* WHAT YOU HAVE TO DO:
Scan the records for the string "true" and copy every line that holds it.

* RECORDS TO USE:

-.-.-

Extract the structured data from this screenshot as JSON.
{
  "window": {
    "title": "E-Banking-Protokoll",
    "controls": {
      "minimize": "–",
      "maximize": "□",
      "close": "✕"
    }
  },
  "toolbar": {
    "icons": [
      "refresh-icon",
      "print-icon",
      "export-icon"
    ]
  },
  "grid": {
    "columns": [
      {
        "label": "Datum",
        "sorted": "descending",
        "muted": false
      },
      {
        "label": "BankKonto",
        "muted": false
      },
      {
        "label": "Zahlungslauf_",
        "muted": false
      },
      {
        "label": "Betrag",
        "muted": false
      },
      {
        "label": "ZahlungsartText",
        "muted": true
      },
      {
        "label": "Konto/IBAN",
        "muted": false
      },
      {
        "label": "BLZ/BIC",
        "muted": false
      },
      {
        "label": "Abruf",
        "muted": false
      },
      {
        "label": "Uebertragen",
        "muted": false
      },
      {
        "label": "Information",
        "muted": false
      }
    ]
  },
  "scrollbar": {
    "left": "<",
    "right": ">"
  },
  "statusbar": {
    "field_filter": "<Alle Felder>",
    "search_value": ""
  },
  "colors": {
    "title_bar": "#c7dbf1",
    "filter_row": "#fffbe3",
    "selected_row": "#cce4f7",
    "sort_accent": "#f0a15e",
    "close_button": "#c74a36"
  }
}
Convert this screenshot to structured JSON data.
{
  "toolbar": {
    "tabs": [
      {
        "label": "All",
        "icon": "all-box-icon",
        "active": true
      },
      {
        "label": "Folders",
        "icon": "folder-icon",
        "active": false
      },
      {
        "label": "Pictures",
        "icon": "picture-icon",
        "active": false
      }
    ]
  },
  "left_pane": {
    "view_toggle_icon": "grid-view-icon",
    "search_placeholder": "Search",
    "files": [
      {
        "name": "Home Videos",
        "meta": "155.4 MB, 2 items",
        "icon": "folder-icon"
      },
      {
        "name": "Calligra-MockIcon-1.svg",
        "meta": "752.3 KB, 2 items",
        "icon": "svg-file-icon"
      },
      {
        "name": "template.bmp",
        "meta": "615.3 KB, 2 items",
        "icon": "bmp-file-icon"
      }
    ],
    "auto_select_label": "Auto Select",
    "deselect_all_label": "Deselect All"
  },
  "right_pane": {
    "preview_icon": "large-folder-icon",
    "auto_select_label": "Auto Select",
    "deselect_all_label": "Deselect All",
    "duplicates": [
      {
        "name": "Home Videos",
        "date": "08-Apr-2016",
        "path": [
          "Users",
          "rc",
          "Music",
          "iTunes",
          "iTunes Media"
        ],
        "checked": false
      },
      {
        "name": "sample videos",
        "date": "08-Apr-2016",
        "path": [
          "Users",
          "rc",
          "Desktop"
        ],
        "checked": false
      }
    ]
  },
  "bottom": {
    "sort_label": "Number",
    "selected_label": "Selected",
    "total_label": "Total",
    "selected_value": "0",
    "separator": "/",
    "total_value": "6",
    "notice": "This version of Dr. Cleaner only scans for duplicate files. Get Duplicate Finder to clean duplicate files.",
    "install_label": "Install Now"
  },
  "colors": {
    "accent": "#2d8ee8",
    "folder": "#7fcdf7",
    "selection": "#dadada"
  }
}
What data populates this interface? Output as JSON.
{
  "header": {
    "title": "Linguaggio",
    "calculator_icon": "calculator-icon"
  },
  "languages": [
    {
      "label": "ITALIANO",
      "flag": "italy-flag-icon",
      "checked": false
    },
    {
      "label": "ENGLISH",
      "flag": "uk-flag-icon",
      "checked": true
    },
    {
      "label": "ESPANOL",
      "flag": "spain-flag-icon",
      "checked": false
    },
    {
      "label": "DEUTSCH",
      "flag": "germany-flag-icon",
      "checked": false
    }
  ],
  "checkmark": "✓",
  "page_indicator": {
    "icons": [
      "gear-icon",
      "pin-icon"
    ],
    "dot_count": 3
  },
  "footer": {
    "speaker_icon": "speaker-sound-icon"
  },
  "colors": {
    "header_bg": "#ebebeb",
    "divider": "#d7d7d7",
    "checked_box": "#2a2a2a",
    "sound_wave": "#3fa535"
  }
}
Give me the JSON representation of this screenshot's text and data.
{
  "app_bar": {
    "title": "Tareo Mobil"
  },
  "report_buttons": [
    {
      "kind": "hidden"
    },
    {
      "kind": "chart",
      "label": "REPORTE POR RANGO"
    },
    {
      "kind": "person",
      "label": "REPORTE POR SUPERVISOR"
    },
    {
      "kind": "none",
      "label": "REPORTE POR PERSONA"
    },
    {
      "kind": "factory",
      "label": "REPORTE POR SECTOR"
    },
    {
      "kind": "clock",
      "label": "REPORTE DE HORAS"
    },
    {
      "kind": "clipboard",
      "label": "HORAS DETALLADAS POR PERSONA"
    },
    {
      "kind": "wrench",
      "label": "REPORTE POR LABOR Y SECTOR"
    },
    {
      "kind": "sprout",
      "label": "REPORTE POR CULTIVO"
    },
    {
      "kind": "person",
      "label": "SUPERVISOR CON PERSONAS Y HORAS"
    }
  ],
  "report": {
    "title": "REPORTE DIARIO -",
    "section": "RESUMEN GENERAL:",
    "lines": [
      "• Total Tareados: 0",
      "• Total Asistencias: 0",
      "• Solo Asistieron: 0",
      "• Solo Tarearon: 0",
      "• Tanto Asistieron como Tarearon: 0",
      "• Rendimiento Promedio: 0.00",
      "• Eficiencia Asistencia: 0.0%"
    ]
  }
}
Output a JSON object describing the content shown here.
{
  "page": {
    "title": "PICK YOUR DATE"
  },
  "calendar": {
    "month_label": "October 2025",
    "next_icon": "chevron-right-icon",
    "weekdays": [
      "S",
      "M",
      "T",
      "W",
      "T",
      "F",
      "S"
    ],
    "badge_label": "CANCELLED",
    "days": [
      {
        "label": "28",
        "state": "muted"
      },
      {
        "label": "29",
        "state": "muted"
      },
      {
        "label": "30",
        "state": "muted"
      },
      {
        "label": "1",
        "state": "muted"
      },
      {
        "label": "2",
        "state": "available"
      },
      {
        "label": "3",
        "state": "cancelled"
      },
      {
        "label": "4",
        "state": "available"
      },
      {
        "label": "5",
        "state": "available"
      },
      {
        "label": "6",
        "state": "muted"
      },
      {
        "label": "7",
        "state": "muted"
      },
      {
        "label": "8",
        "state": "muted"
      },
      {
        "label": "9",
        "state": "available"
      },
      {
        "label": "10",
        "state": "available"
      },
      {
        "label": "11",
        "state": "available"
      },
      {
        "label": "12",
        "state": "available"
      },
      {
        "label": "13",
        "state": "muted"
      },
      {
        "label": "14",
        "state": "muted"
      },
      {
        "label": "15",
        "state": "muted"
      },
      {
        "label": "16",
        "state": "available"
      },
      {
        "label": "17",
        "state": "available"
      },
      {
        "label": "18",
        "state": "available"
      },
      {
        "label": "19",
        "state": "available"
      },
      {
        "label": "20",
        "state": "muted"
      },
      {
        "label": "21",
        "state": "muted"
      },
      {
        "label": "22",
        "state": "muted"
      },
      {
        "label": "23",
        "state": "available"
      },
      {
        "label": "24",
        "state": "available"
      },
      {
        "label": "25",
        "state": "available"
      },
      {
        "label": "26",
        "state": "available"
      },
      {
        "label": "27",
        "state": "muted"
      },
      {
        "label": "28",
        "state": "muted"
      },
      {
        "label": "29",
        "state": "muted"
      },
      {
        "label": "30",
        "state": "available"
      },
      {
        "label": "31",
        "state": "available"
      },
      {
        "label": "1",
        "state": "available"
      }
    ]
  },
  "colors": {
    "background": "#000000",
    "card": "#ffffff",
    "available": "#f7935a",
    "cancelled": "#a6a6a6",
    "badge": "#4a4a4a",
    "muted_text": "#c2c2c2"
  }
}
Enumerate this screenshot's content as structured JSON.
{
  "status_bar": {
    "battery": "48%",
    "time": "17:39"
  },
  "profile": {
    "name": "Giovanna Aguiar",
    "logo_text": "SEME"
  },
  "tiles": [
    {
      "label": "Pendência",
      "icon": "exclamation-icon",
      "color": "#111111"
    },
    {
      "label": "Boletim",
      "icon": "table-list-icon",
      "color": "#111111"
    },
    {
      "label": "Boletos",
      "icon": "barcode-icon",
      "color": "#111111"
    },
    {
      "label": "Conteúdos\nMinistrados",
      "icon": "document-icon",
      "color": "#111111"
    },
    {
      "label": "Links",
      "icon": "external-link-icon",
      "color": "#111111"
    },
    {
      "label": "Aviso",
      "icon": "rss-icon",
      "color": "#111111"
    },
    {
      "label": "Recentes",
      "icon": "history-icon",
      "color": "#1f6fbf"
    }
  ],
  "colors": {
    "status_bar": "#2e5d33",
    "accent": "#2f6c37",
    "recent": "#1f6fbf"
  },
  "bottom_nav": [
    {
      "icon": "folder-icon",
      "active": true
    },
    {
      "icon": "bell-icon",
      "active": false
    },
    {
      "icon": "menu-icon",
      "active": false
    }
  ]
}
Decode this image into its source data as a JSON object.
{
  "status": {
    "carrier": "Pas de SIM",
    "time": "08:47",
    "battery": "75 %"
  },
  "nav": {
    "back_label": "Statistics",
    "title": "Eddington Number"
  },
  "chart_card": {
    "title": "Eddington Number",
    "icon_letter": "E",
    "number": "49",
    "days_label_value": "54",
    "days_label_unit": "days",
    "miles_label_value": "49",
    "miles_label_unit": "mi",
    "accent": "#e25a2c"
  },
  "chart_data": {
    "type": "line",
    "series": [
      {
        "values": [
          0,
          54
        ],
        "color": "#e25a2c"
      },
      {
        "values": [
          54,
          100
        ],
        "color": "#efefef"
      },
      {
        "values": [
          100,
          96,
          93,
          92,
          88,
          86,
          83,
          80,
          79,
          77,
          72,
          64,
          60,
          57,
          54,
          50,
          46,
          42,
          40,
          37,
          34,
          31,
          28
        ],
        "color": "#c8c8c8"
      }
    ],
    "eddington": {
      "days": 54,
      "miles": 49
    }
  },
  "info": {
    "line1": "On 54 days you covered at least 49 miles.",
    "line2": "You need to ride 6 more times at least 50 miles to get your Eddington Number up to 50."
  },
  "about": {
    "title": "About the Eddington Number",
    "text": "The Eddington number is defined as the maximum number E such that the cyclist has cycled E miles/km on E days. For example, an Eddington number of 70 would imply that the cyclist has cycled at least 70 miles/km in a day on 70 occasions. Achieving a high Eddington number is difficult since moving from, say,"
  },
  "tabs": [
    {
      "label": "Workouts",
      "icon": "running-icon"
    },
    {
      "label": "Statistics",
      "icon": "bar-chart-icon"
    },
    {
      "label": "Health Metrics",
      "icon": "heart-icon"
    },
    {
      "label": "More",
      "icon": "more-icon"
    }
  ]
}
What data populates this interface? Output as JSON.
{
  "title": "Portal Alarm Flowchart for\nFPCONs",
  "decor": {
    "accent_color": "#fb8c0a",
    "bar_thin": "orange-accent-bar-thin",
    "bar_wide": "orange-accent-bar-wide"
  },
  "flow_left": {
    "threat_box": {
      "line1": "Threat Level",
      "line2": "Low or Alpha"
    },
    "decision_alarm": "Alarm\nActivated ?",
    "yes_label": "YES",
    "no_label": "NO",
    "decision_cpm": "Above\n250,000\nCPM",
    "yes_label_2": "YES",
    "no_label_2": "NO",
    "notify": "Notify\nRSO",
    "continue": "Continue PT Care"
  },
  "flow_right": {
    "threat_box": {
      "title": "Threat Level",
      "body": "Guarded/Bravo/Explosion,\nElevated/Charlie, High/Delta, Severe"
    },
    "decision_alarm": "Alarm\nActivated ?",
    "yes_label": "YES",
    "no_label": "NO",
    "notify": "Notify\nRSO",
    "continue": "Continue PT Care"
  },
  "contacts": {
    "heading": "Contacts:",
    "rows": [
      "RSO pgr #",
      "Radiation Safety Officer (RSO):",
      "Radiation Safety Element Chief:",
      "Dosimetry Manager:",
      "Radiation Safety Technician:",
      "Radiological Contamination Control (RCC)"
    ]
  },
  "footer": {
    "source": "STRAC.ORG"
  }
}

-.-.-

* TASK SOLUTION:
        "muted": true
        "active": true
      "checked": true
      "active": true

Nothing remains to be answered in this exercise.